DAVID KLAMEN: CONFLATE, DISCLOSE, ERASE
Chicago: January 10 - February 7, 2003
New York: November 9 - December 21, 2002
Richard Gray Gallery, located at 1018 Madison Avenue, New York, is pleased to present David Klamen: Disclose, Conflate, Erase, on display from November 9 - December 21, 2002. The public is invited to preview the exhibition and meet the artist on Saturday, November 9 from 10:00 am to 5:30 pm. The exhibition will continue January 10 through February 7, 2003, at Richard Gray Gallery, 875 North Michigan Avenue, Chicago. Klamen's work is included in the permanent collections of the Metropolitan Museum of Art, The Whitney Museum of American Art, the San Francisco Museum of Modern Art, and Museum of Contemporary Art in Chicago, among others.
In this recent body of work, David Klamen (American, b. 1961) presents a cross-section of his continuous exploration of how we interpret things and how we come to understand images. The works span an enormous visual range, from realistic interior, to op-art translation of old master paintings, to nocturnal shadow landscapes hidden beneath layers of varnish or emerging from the depths of graphite. These works, despite their differences, are related in their ability to slow down our understanding of what is depicted, by disclosing, conflating and erasing visual information.
In "Golden Calf", Klamen has conflated, or fused, Poussin's masterwork with a historically separate Op-art reading of the contours, completely halting the disclosure of the original image. Compared to his earlier striped paintings of the same series, the artist's hand is more evident in these new works.

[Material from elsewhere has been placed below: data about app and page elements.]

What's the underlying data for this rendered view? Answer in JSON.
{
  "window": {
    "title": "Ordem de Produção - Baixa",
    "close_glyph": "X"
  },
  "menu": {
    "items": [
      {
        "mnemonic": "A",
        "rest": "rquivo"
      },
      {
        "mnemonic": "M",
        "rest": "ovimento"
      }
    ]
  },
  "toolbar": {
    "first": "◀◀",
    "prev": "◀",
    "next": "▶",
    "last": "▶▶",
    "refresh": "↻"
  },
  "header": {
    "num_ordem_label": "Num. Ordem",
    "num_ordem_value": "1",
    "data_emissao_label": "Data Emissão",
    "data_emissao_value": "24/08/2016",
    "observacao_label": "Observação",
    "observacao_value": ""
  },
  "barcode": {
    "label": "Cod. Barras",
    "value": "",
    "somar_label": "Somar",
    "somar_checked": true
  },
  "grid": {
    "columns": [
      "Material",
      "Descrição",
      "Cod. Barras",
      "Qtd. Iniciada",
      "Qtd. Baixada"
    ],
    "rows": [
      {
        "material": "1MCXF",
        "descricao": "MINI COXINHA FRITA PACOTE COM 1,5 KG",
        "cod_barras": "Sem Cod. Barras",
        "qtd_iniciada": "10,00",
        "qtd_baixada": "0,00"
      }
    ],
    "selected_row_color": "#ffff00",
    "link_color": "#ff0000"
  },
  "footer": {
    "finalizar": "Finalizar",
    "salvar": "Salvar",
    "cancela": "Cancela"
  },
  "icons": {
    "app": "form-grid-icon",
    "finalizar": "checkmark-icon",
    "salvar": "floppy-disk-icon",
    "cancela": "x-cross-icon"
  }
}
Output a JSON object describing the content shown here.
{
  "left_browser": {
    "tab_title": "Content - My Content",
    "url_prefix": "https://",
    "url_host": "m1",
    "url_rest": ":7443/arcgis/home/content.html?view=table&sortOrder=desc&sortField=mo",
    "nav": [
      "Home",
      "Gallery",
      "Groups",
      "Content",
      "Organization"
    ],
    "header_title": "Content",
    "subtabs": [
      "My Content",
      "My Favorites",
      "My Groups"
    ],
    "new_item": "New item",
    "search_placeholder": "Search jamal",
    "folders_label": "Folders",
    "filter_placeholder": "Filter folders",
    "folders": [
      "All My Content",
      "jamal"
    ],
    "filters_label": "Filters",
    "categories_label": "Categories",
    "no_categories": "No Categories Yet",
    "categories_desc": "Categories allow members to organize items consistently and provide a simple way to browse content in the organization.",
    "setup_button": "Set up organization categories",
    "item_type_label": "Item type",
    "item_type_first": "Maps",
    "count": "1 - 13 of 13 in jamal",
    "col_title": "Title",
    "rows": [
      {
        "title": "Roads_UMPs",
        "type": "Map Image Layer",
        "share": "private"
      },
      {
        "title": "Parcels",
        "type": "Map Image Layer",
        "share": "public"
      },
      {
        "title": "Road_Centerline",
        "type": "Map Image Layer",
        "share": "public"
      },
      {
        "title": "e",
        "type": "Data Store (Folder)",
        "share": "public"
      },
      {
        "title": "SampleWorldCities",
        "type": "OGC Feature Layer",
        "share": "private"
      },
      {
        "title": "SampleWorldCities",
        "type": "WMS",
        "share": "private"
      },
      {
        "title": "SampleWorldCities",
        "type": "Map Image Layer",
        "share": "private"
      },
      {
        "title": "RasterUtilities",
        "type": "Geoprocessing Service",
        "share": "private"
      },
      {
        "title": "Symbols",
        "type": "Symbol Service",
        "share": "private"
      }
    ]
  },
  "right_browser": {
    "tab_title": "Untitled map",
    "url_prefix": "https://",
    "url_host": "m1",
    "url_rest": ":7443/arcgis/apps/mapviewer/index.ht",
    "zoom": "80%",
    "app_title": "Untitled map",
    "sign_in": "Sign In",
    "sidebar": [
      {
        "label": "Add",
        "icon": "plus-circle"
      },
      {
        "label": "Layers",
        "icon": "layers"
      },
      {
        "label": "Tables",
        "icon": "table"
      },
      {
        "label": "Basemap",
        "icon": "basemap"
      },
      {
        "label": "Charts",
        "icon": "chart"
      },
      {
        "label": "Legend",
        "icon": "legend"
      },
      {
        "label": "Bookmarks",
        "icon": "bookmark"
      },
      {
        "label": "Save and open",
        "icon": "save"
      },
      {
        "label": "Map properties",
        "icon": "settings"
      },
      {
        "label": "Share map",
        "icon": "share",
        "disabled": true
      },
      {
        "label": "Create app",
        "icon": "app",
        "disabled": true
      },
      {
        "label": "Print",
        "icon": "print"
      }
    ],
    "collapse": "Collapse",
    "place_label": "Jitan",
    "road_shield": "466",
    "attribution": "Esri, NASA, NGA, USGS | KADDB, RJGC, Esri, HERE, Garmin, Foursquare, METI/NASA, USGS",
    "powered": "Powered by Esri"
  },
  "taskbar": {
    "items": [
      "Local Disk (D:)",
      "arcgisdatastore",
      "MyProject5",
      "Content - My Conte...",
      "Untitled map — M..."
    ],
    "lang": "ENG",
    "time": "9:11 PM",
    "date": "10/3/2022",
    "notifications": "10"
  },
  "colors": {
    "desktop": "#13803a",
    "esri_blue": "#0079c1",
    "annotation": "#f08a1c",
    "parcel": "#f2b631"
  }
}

Klamen's touch is also more evident in his nocturnal landscapes. He executes them in graphite, freeing the image from its monochromatic surface by erasure, and overlaying the distant memory-landscape with a brightly illuminated map of the path leading to it. In these paintings Klamen combines two distinct ways of knowing a place: as faint generalization, and as concrete physical location. This combination may look like a creative but entirely unnatural experiment, but in reality it is an accurate illustration of human perception. Klamen uses "conflation" as defined by recent breakthroughs in cognitive science. Conflation: separate definitions or associations with one thing, physically interconnected through neurological pathways. Klamen's lyrical spaces extend an invitation to go on a journey of associations, memories and, perhaps even a discovery of how we come to know what we know.